Throughout the War on Drugs, South American governments have fought a difficult and many times losing battle against drug trafficking. Lack of resources and policing capabilities have lead a growing number of States to adopt so called “Shoot-Down Laws”, legislation designed to authorize use of lethal force against “hostile” aircraft suspected of being involved in narco-trafficking. This article examines said laws from the viewpoint of international law, humanitarian law and human rights law. The article makes the point that mere transportation of narcotics cannot be reason enough to authorize use of lethal force and that “Shoot-Down Laws” constitute both a violation of the right to life and a misuse of the law of armed conflict to justify military action against civilian aircraft.
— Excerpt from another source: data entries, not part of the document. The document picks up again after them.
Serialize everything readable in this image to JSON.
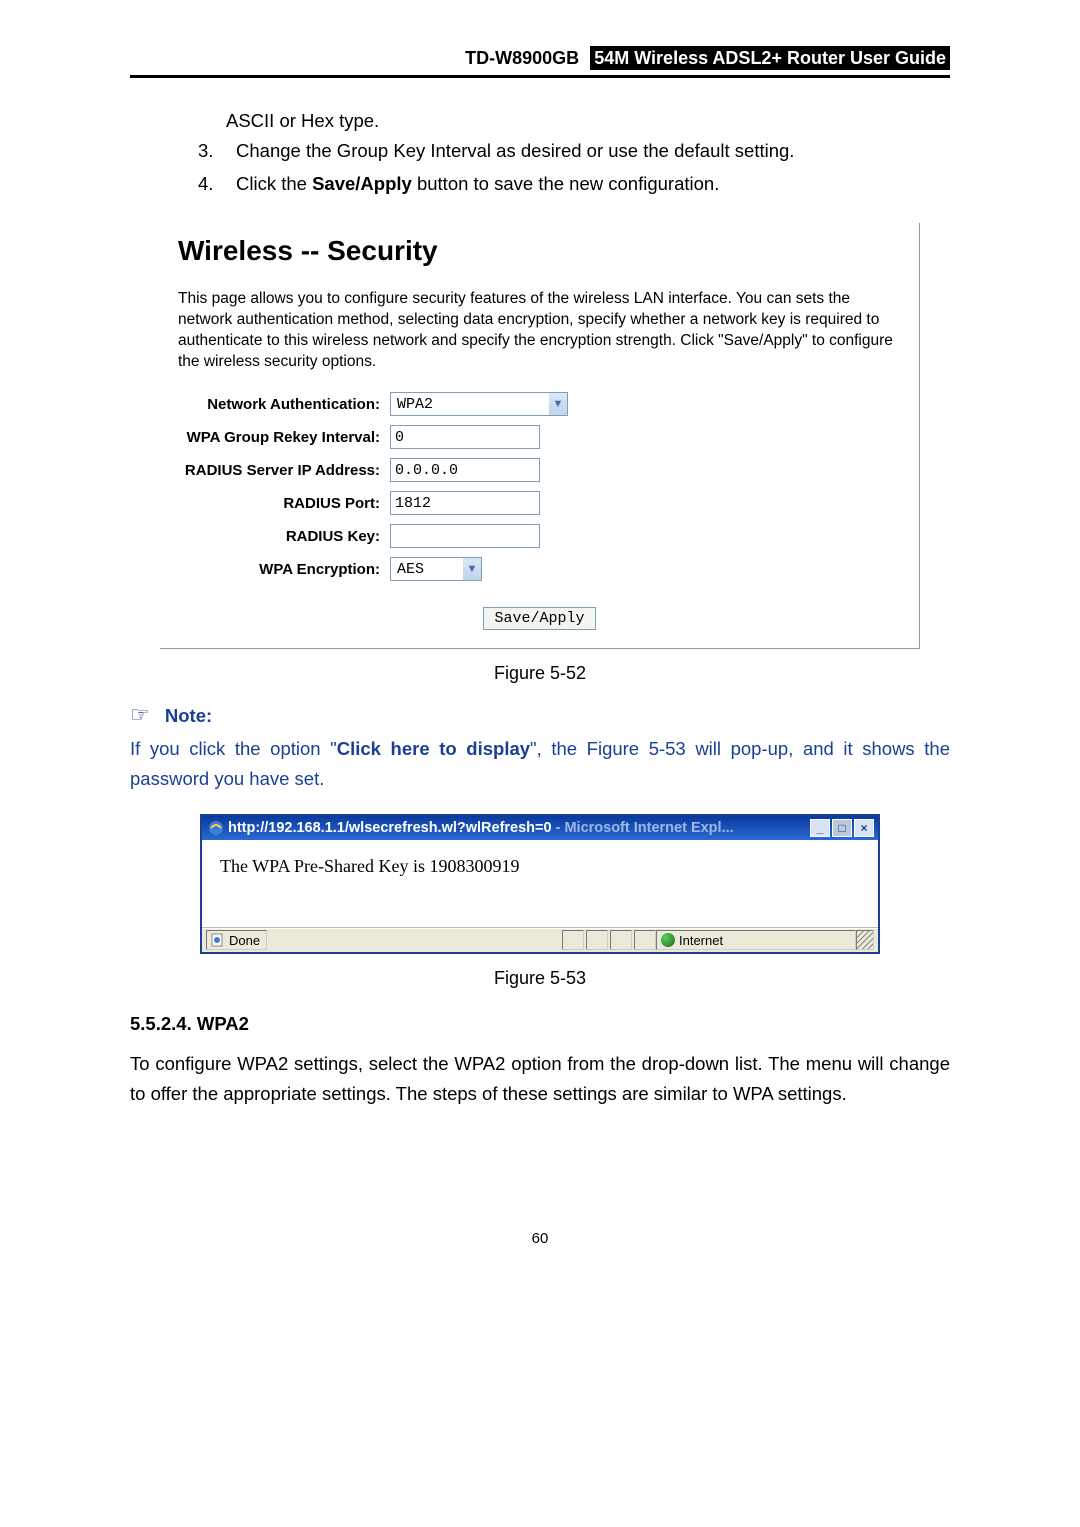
{
  "header": {
    "model": "TD-W8900GB",
    "guide": "54M  Wireless  ADSL2+  Router  User  Guide"
  },
  "intro": {
    "cont": "ASCII or Hex type.",
    "items": [
      {
        "num": "3.",
        "before": "Change the Group Key Interval as desired or use the default setting."
      },
      {
        "num": "4.",
        "before": "Click the ",
        "bold": "Save/Apply",
        "after": " button to save the new configuration."
      }
    ]
  },
  "wireless": {
    "title": "Wireless -- Security",
    "desc": "This page allows you to configure security features of the wireless LAN interface. You can sets the network authentication method, selecting data encryption, specify whether a network key is required to authenticate to this wireless network and specify the encryption strength. Click \"Save/Apply\" to configure the wireless security options.",
    "fields": {
      "netauth_label": "Network Authentication:",
      "netauth_value": "WPA2",
      "rekey_label": "WPA Group Rekey Interval:",
      "rekey_value": "0",
      "radiusip_label": "RADIUS Server IP Address:",
      "radiusip_value": "0.0.0.0",
      "radiusport_label": "RADIUS Port:",
      "radiusport_value": "1812",
      "radiuskey_label": "RADIUS Key:",
      "radiuskey_value": "",
      "wpaenc_label": "WPA Encryption:",
      "wpaenc_value": "AES"
    },
    "save_btn": "Save/Apply"
  },
  "fig52": "Figure 5-52",
  "note": {
    "label": "Note:",
    "body_before": "If you click the option \"",
    "body_bold": "Click here to display",
    "body_after": "\", the Figure 5-53 will pop-up, and it shows the password you have set."
  },
  "popup": {
    "url_white": "http://192.168.1.1/wlsecrefresh.wl?wlRefresh=0 ",
    "url_dim": "- Microsoft Internet Expl...",
    "body": "The WPA Pre-Shared Key is 1908300919",
    "status_done": "Done",
    "status_internet": "Internet"
  },
  "fig53": "Figure 5-53",
  "section": {
    "num": "5.5.2.4.   WPA2",
    "body": "To configure WPA2 settings, select the WPA2 option from the drop-down list. The menu will change to offer the appropriate settings. The steps of these settings are similar to WPA settings."
  },
  "page_num": "60"
}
The article claims that other alternatives, such as closer bilateral cooperation and enforcement, must be explored if these governments want to avoid being sued for human rights violations at the Inter-American level.
Alonso Gurmendi Dunkelberg,
Forewarned War: The Targeting of Civilian Aircrafts in South America and the Inter-American Human Rights System,
48 U. Miami Inter-Am. L. Rev.
Available at: http://repository.law.miami.edu/umialr/vol48/iss2/3